(Data extracted from a collection)
•••

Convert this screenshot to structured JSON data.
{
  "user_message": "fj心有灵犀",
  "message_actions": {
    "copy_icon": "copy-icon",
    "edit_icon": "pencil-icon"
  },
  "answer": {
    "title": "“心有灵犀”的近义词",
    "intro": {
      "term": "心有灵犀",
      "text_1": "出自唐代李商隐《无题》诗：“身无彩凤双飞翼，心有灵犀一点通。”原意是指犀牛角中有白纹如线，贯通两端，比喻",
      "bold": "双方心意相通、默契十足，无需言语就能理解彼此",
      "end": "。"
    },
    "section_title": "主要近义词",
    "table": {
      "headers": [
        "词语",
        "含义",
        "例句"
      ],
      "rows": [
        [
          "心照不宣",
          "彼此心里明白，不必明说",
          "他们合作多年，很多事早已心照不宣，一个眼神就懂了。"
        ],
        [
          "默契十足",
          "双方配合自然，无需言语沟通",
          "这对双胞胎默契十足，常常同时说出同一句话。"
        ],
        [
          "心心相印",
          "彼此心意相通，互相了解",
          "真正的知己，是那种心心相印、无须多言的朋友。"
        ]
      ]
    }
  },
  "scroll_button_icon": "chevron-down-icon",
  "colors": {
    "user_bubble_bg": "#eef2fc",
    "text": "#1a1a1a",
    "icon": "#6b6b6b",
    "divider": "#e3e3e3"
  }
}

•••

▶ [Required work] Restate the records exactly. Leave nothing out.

▶ [Answer to this exercise]
Convert this screenshot to structured JSON data.
{
  "user_message": "fj心有灵犀",
  "message_actions": {
    "copy_icon": "copy-icon",
    "edit_icon": "pencil-icon"
  },
  "answer": {
    "title": "“心有灵犀”的近义词",
    "intro": {
      "term": "心有灵犀",
      "text_1": "出自唐代李商隐《无题》诗：“身无彩凤双飞翼，心有灵犀一点通。”原意是指犀牛角中有白纹如线，贯通两端，比喻",
      "bold": "双方心意相通、默契十足，无需言语就能理解彼此",
      "end": "。"
    },
    "section_title": "主要近义词",
    "table": {
      "headers": [
        "词语",
        "含义",
        "例句"
      ],
      "rows": [
        [
          "心照不宣",
          "彼此心里明白，不必明说",
          "他们合作多年，很多事早已心照不宣，一个眼神就懂了。"
        ],
        [
          "默契十足",
          "双方配合自然，无需言语沟通",
          "这对双胞胎默契十足，常常同时说出同一句话。"
        ],
        [
          "心心相印",
          "彼此心意相通，互相了解",
          "真正的知己，是那种心心相印、无须多言的朋友。"
        ]
      ]
    }
  },
  "scroll_button_icon": "chevron-down-icon",
  "colors": {
    "user_bubble_bg": "#eef2fc",
    "text": "#1a1a1a",
    "icon": "#6b6b6b",
    "divider": "#e3e3e3"
  }
}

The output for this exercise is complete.